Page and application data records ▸

══════

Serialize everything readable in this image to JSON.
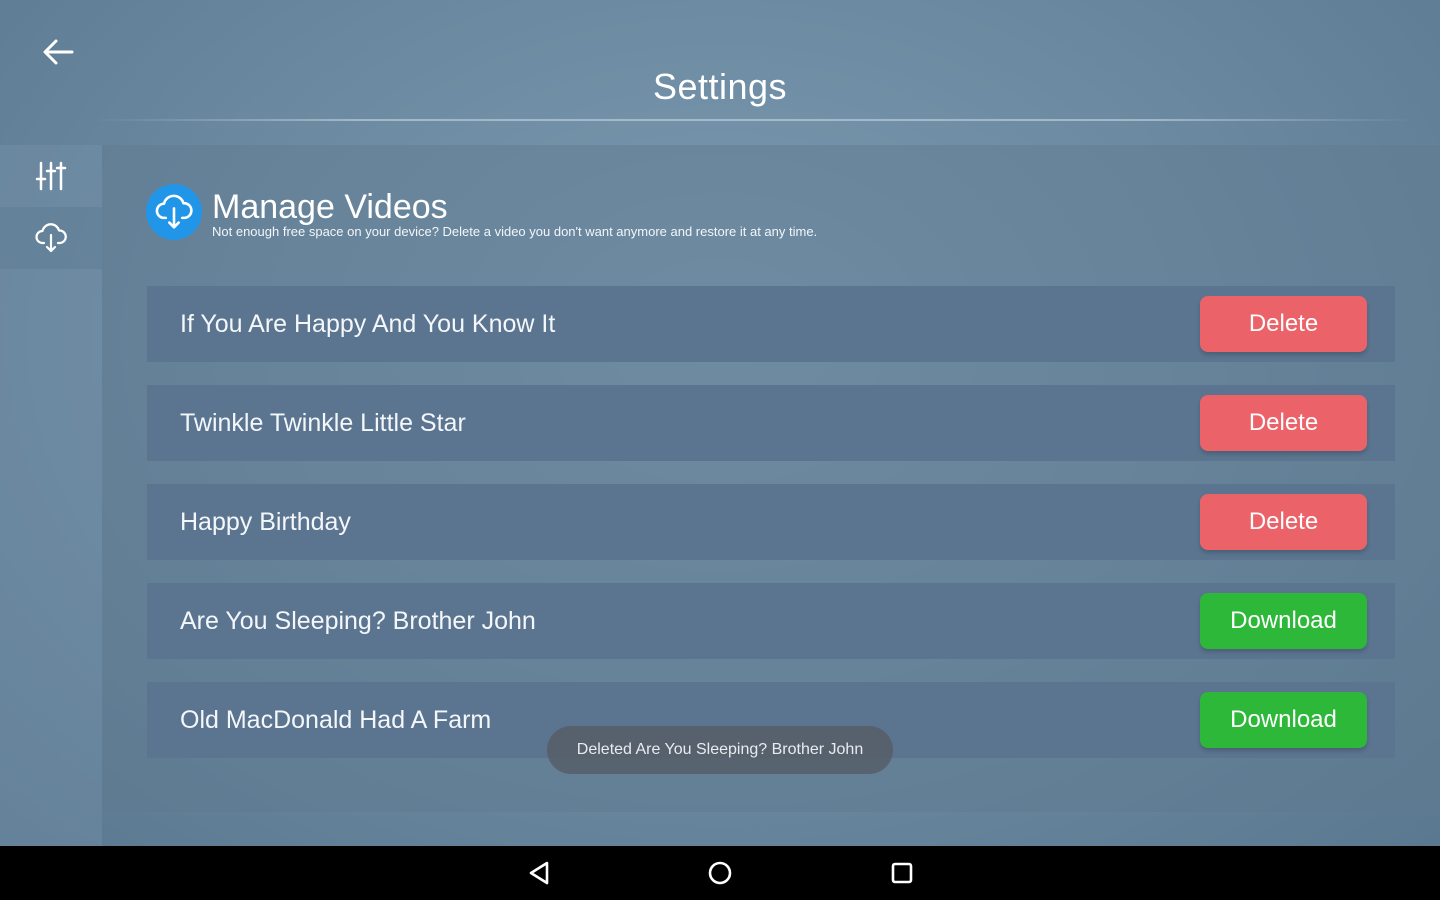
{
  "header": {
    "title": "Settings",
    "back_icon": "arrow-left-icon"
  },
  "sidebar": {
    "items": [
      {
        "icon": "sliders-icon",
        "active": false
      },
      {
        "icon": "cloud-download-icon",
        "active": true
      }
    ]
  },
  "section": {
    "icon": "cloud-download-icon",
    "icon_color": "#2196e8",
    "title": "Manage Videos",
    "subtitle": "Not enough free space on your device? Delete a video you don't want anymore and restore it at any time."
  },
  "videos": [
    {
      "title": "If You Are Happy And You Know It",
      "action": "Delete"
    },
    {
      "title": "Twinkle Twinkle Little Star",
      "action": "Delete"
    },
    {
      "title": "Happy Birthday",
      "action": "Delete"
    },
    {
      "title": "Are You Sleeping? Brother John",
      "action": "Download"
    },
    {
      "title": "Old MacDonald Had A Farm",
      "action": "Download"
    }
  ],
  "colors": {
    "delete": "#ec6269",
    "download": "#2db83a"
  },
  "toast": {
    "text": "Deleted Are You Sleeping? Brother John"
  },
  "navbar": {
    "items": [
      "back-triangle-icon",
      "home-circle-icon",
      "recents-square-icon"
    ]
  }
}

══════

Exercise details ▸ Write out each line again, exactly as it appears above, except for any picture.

Result ▸
Serialize everything readable in this image to JSON.
{
  "header": {
    "title": "Settings",
    "back_icon": "arrow-left-icon"
  },
  "sidebar": {
    "items": [
      {
        "icon": "sliders-icon",
        "active": false
      },
      {
        "icon": "cloud-download-icon",
        "active": true
      }
    ]
  },
  "section": {
    "icon": "cloud-download-icon",
    "icon_color": "#2196e8",
    "title": "Manage Videos",
    "subtitle": "Not enough free space on your device? Delete a video you don't want anymore and restore it at any time."
  },
  "videos": [
    {
      "title": "If You Are Happy And You Know It",
      "action": "Delete"
    },
    {
      "title": "Twinkle Twinkle Little Star",
      "action": "Delete"
    },
    {
      "title": "Happy Birthday",
      "action": "Delete"
    },
    {
      "title": "Are You Sleeping? Brother John",
      "action": "Download"
    },
    {
      "title": "Old MacDonald Had A Farm",
      "action": "Download"
    }
  ],
  "colors": {
    "delete": "#ec6269",
    "download": "#2db83a"
  },
  "toast": {
    "text": "Deleted Are You Sleeping? Brother John"
  },
  "navbar": {
    "items": [
      "back-triangle-icon",
      "home-circle-icon",
      "recents-square-icon"
    ]
  }
}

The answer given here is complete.